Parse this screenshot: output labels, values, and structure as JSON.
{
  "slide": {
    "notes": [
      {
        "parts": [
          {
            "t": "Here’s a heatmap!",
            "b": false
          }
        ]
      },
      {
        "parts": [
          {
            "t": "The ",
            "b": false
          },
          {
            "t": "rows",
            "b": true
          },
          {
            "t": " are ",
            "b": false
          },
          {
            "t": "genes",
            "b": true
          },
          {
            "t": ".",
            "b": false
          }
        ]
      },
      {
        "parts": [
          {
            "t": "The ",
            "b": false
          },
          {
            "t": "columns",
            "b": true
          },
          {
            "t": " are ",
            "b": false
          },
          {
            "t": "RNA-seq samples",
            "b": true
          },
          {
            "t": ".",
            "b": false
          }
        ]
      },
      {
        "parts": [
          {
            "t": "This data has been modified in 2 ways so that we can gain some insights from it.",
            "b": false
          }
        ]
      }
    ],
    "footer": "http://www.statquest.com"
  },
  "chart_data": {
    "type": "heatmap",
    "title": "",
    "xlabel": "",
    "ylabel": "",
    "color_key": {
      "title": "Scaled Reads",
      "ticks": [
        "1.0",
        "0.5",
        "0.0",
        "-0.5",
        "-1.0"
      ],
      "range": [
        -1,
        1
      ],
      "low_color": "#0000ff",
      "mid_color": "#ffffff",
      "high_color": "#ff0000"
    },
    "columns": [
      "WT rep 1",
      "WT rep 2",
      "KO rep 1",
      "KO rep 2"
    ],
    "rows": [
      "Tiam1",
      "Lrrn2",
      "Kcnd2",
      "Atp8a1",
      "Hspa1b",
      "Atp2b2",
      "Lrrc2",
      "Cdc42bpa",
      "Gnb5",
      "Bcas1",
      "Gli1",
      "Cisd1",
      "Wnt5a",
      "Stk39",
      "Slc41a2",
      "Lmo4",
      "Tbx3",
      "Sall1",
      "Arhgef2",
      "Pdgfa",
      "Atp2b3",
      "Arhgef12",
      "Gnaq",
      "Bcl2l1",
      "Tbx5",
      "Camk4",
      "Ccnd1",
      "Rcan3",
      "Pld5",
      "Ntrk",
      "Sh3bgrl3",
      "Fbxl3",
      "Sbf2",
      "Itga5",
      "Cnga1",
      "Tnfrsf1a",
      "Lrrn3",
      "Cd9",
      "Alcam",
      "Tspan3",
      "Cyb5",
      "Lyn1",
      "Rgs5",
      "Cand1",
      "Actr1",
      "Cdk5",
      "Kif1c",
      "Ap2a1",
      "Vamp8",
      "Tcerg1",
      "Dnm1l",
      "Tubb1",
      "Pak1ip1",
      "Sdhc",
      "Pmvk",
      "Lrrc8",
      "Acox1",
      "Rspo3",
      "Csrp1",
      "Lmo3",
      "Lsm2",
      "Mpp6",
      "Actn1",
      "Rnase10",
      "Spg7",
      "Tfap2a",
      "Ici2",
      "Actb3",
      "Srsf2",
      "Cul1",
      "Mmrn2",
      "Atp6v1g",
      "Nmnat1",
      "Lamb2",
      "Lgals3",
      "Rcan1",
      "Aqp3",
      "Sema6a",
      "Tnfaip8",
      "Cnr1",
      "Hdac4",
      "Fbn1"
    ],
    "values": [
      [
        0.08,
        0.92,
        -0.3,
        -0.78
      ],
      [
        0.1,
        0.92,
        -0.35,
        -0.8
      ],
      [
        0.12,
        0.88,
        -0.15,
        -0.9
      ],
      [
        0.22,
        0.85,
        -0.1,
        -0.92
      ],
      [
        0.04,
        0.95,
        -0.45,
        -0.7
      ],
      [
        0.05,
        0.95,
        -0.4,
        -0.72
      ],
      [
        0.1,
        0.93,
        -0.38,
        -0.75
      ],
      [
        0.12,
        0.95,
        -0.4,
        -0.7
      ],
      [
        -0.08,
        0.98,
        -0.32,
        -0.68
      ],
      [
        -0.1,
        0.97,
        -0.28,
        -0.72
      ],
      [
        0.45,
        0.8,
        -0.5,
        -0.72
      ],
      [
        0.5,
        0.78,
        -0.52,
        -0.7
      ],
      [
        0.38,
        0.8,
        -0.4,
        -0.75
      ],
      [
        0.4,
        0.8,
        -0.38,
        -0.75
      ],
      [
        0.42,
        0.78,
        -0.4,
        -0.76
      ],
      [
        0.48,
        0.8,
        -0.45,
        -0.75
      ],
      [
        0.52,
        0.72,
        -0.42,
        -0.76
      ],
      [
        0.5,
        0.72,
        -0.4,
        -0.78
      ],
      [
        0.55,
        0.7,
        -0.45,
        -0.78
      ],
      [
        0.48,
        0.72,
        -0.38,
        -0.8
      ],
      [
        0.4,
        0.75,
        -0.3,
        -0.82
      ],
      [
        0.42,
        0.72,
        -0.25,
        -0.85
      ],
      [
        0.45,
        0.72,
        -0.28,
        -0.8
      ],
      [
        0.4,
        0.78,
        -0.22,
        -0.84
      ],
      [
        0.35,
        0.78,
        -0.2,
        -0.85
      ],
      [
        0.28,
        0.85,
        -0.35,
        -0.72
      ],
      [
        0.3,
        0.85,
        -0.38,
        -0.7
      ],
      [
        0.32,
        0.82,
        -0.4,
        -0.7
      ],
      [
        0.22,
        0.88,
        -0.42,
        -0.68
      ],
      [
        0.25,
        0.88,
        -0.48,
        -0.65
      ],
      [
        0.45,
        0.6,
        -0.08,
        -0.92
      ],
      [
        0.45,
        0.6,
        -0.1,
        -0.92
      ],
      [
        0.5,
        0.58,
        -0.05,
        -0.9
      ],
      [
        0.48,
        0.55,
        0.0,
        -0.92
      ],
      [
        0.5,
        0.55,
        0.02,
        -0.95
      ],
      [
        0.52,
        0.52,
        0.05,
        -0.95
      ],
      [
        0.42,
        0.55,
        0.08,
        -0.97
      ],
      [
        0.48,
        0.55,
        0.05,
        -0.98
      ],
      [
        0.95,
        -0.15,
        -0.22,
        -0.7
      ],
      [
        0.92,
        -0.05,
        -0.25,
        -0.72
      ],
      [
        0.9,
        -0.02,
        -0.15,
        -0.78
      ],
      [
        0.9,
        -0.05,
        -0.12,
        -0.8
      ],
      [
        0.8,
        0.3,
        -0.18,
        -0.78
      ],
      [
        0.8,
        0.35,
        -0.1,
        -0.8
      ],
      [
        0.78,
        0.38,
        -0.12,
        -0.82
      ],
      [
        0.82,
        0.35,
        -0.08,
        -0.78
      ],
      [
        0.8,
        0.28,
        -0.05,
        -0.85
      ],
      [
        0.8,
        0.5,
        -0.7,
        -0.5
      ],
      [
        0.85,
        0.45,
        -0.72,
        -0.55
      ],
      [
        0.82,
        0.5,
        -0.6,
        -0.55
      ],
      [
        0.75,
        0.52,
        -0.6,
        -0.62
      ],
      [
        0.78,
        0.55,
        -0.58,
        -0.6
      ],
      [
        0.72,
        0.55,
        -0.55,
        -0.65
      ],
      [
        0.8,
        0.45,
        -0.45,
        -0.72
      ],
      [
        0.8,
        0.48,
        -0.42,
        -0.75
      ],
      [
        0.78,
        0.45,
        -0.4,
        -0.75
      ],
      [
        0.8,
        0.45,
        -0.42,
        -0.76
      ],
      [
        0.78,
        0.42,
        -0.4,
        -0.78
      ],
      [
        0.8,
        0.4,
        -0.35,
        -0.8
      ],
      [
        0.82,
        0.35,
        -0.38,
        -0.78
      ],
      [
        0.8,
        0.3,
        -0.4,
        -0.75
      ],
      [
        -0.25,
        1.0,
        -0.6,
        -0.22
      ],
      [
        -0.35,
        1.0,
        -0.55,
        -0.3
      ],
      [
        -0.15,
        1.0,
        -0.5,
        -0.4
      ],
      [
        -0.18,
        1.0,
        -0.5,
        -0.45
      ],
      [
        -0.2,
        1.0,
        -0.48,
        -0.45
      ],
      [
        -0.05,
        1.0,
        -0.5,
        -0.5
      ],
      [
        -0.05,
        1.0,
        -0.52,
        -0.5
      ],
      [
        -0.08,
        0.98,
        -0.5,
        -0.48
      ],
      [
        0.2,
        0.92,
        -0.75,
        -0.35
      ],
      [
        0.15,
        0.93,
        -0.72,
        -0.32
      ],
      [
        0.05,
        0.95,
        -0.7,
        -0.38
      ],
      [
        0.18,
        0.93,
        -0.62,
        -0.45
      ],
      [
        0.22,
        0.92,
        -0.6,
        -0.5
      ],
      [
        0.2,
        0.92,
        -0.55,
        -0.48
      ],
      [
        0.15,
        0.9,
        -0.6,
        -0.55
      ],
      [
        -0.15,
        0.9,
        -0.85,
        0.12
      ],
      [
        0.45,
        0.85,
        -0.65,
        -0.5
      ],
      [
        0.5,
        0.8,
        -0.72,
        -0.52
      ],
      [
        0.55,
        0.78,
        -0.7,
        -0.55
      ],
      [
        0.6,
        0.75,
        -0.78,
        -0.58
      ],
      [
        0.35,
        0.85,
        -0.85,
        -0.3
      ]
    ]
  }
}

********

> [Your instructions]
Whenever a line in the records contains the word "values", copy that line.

> [Response]
Parse this screenshot: output labels, values, and structure as JSON.
    "values": [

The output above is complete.